Wycombe Independent councillors have spoken out after an electoral petition that called into question their election win last year was thrown out in the High Court. 

The election win of Julia Wassell, Imran Hussain and Steve Guy, who are all Wycombe Independent councillors in the Totteridge and Bowerdean ward, back in May 2021 was challenged in the High Court by Liberal Democrat candidate Anwar Rashid, but the petition was dismissed. 

The election petition sought to have the election result overturned, amid suspicions of vote tampering on a number of rejected ballot papers.

It was claimed that there were 108 rejected ballots for the Totteridge and Bowerdean ward, and that over 80 of them had three votes for the Liberal Democrats candidates and fourth for another candidate drawn in a different pen or pencil. 

It was alleged that there had been vote tampering, and that those 80 rejected votes would have gone to the Liberal Democrats. 

A case was taken to the High Court, and a recount was carried out under supervision of legal representatives and Thames Valley Police. 

But the recount confirmed the election of Julia, Imran and Steve, with each of them gaining more votes, and dropping Anwar Rashid into fifth place instead of the previous fourth.

Amid the recount which proved they were duly elected, the Wycombe Independents were successful in having the petition struck out by the High Court. 

Alex Temple, solicitor at Bindmans who represented the councillors, said: "We are delighted to have been able to bring this matter to a successful and justified end.

"The court decided, after a long and difficult year for our clients, that there was no reason the petition should proceed to trial, and instead dismissed it on May 6, 2022.

"The Court declared that our clients had been lawfully elected in the local elections held on May 5, 2021.

"This comes after each of our clients’ total vote tallies increased at a court-ordered recount, held in September 2021.

"The petitioner has now been ordered to pay the legal costs of each of our clients, as well as of the council."

In a statement, the Wycombe Independent councillors said: "This is an important decision.

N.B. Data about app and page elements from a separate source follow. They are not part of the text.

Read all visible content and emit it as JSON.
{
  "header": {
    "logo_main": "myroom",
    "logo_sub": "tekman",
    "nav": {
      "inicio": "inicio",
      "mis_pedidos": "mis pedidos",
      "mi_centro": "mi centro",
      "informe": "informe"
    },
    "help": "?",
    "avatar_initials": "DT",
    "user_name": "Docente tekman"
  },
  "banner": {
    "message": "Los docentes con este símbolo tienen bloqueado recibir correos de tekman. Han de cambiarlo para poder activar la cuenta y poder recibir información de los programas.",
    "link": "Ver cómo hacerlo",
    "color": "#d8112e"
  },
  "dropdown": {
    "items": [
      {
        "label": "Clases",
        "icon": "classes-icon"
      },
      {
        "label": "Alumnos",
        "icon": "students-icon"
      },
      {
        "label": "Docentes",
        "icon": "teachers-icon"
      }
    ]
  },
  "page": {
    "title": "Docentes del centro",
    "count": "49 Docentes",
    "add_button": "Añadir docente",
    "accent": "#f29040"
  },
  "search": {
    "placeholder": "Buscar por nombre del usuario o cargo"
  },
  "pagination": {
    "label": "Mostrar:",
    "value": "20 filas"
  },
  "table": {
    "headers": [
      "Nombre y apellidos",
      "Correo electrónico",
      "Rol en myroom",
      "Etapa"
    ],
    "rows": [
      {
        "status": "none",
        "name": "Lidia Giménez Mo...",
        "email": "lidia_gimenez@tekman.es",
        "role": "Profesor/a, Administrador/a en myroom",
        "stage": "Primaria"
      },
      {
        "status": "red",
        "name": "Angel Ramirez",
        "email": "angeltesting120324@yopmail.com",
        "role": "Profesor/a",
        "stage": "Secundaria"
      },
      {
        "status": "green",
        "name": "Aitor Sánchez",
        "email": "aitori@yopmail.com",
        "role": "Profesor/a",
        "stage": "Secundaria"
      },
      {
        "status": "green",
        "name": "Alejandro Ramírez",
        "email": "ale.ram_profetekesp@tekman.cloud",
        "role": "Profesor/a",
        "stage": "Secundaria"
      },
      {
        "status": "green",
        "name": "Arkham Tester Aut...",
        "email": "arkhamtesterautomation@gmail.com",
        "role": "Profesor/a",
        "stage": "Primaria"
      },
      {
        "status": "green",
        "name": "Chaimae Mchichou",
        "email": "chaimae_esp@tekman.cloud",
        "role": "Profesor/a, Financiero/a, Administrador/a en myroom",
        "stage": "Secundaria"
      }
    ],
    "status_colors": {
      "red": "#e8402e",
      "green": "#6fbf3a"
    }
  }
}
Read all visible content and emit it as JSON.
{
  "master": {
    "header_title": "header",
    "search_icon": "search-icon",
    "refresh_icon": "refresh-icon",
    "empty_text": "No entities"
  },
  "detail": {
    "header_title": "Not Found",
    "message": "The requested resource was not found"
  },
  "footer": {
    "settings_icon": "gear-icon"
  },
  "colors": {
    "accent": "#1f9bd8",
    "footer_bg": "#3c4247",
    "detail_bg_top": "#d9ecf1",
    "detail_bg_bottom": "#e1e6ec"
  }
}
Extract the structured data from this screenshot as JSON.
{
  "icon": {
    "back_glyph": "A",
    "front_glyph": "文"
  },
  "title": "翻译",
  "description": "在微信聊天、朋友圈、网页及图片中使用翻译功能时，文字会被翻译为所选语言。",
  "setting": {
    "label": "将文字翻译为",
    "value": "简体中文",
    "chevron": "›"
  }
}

An election petition is a very serious process.

"It calls into question the validity of an election and forces elected officials to divert their time and energy to defending it.

"This does a disservice to our constituents and those voters who put their faith in us.

"We are therefore pleased to be drawing a line under this episode and moving on with the job for which we were elected.

"However, it is important to be aware that an investigation by Thames Valley Police into what happened during the election is ongoing.

"This investigation was started after our party reported a series of suspicious events during the election period and on the night of the count.

"We have been assisting the police with their enquiries since before the petition was filed in court, and now look forward to the investigation concluding.

"We hope that this will establish the truth of what occurred during the election and on the night of the count."